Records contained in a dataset
######
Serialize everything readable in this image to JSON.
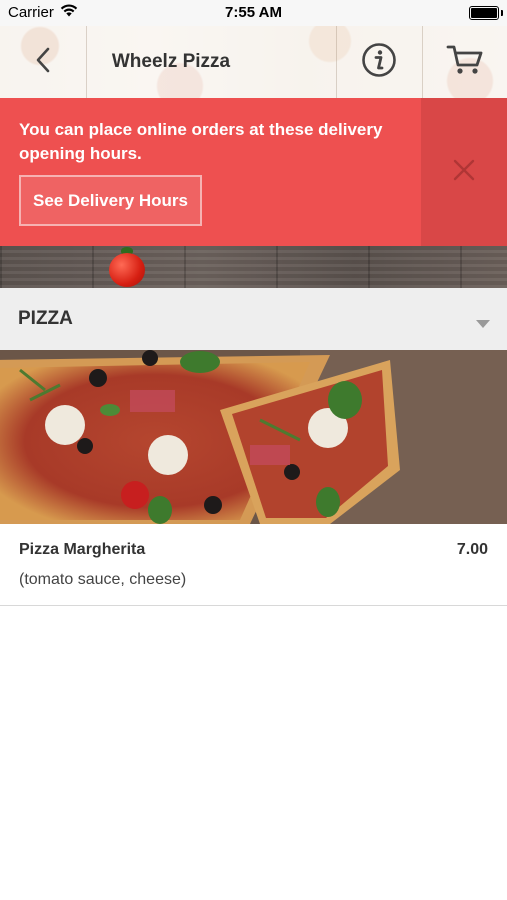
{
  "status_bar": {
    "carrier": "Carrier",
    "time": "7:55 AM",
    "battery_level": 1.0
  },
  "header": {
    "title": "Wheelz Pizza"
  },
  "notice": {
    "message": "You can place online orders at these delivery opening hours.",
    "button_label": "See Delivery Hours"
  },
  "section": {
    "title": "PIZZA"
  },
  "item": {
    "name": "Pizza Margherita",
    "price": "7.00",
    "description": "(tomato sauce, cheese)"
  },
  "colors": {
    "notice_bg": "#ee5050",
    "notice_close_bg": "#d94747",
    "section_bg": "#eeeeee"
  },
  "icons": {
    "back": "chevron-left-icon",
    "info": "info-icon",
    "cart": "cart-icon",
    "close": "close-icon",
    "section_toggle": "caret-down-icon"
  }
}
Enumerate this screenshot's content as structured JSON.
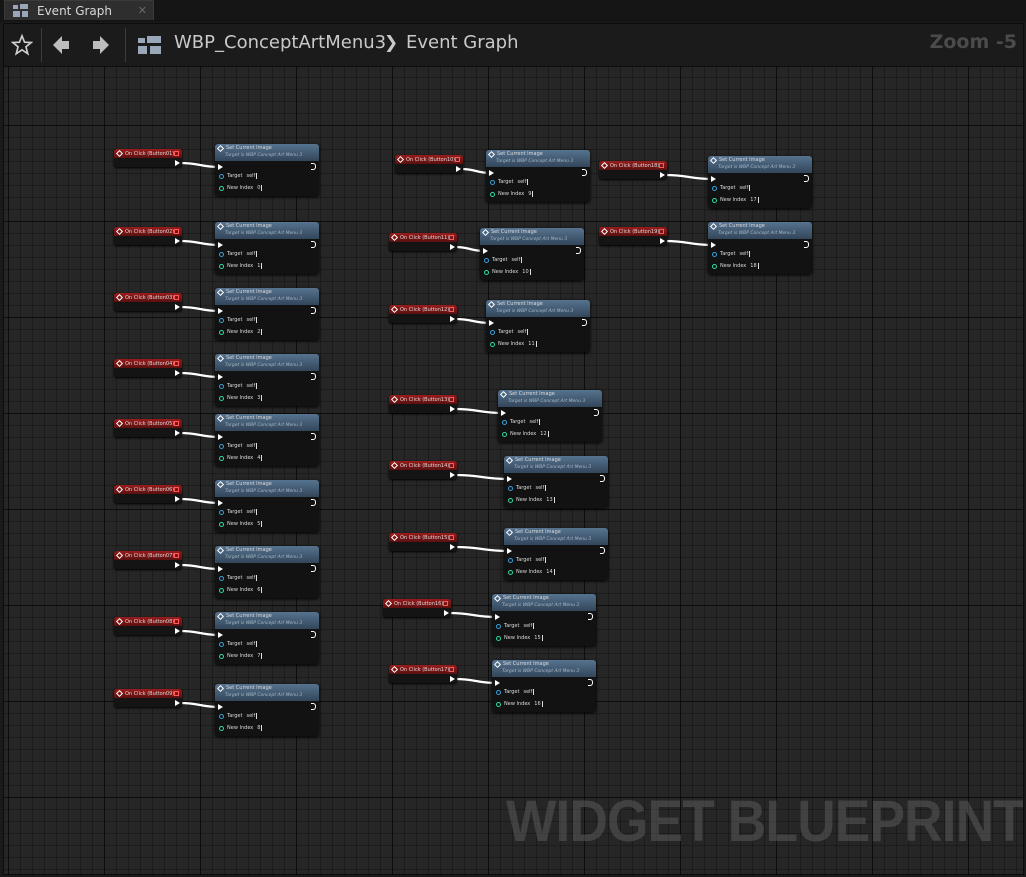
{
  "tab": {
    "title": "Event Graph",
    "close": "✕"
  },
  "toolbar": {
    "breadcrumb_blueprint": "WBP_ConceptArtMenu3",
    "breadcrumb_graph": "Event Graph",
    "chevron": "❯",
    "zoom": "Zoom -5"
  },
  "node_common": {
    "function_title": "Set Current Image",
    "function_subtitle": "Target is WBP Concept Art Menu 3",
    "target_label": "Target",
    "target_value": "self",
    "index_label": "New Index"
  },
  "pairs": [
    {
      "event": "On Click (Button01)",
      "index": "0"
    },
    {
      "event": "On Click (Button02)",
      "index": "1"
    },
    {
      "event": "On Click (Button03)",
      "index": "2"
    },
    {
      "event": "On Click (Button04)",
      "index": "3"
    },
    {
      "event": "On Click (Button05)",
      "index": "4"
    },
    {
      "event": "On Click (Button06)",
      "index": "5"
    },
    {
      "event": "On Click (Button07)",
      "index": "6"
    },
    {
      "event": "On Click (Button08)",
      "index": "7"
    },
    {
      "event": "On Click (Button09)",
      "index": "8"
    },
    {
      "event": "On Click (Button10)",
      "index": "9"
    },
    {
      "event": "On Click (Button11)",
      "index": "10"
    },
    {
      "event": "On Click (Button12)",
      "index": "11"
    },
    {
      "event": "On Click (Button13)",
      "index": "12"
    },
    {
      "event": "On Click (Button14)",
      "index": "13"
    },
    {
      "event": "On Click (Button15)",
      "index": "14"
    },
    {
      "event": "On Click (Button16)",
      "index": "15"
    },
    {
      "event": "On Click (Button17)",
      "index": "16"
    },
    {
      "event": "On Click (Button18)",
      "index": "17"
    },
    {
      "event": "On Click (Button19)",
      "index": "18"
    }
  ],
  "watermark": "WIDGET BLUEPRINT",
  "colors": {
    "event_header": "#9a1c1c",
    "function_header": "#56738f",
    "exec_wire": "#ffffff",
    "target_pin": "#3aa0d8",
    "index_pin": "#2fd9a0"
  },
  "icons": {
    "tab": "graph-icon",
    "favorite": "star-icon",
    "back": "arrow-left-icon",
    "forward": "arrow-right-icon",
    "blueprint": "blueprint-icon"
  }
}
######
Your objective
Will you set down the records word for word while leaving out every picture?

Output for this task
Serialize everything readable in this image to JSON.
{
  "status_bar": {
    "carrier": "Carrier",
    "time": "7:55 AM",
    "battery_level": 1.0
  },
  "header": {
    "title": "Wheelz Pizza"
  },
  "notice": {
    "message": "You can place online orders at these delivery opening hours.",
    "button_label": "See Delivery Hours"
  },
  "section": {
    "title": "PIZZA"
  },
  "item": {
    "name": "Pizza Margherita",
    "price": "7.00",
    "description": "(tomato sauce, cheese)"
  },
  "colors": {
    "notice_bg": "#ee5050",
    "notice_close_bg": "#d94747",
    "section_bg": "#eeeeee"
  },
  "icons": {
    "back": "chevron-left-icon",
    "info": "info-icon",
    "cart": "cart-icon",
    "close": "close-icon",
    "section_toggle": "caret-down-icon"
  }
}
Enumerate this screenshot's content as structured JSON.
{
  "tab": {
    "title": "Event Graph",
    "close": "✕"
  },
  "toolbar": {
    "breadcrumb_blueprint": "WBP_ConceptArtMenu3",
    "breadcrumb_graph": "Event Graph",
    "chevron": "❯",
    "zoom": "Zoom -5"
  },
  "node_common": {
    "function_title": "Set Current Image",
    "function_subtitle": "Target is WBP Concept Art Menu 3",
    "target_label": "Target",
    "target_value": "self",
    "index_label": "New Index"
  },
  "pairs": [
    {
      "event": "On Click (Button01)",
      "index": "0"
    },
    {
      "event": "On Click (Button02)",
      "index": "1"
    },
    {
      "event": "On Click (Button03)",
      "index": "2"
    },
    {
      "event": "On Click (Button04)",
      "index": "3"
    },
    {
      "event": "On Click (Button05)",
      "index": "4"
    },
    {
      "event": "On Click (Button06)",
      "index": "5"
    },
    {
      "event": "On Click (Button07)",
      "index": "6"
    },
    {
      "event": "On Click (Button08)",
      "index": "7"
    },
    {
      "event": "On Click (Button09)",
      "index": "8"
    },
    {
      "event": "On Click (Button10)",
      "index": "9"
    },
    {
      "event": "On Click (Button11)",
      "index": "10"
    },
    {
      "event": "On Click (Button12)",
      "index": "11"
    },
    {
      "event": "On Click (Button13)",
      "index": "12"
    },
    {
      "event": "On Click (Button14)",
      "index": "13"
    },
    {
      "event": "On Click (Button15)",
      "index": "14"
    },
    {
      "event": "On Click (Button16)",
      "index": "15"
    },
    {
      "event": "On Click (Button17)",
      "index": "16"
    },
    {
      "event": "On Click (Button18)",
      "index": "17"
    },
    {
      "event": "On Click (Button19)",
      "index": "18"
    }
  ],
  "watermark": "WIDGET BLUEPRINT",
  "colors": {
    "event_header": "#9a1c1c",
    "function_header": "#56738f",
    "exec_wire": "#ffffff",
    "target_pin": "#3aa0d8",
    "index_pin": "#2fd9a0"
  },
  "icons": {
    "tab": "graph-icon",
    "favorite": "star-icon",
    "back": "arrow-left-icon",
    "forward": "arrow-right-icon",
    "blueprint": "blueprint-icon"
  }
}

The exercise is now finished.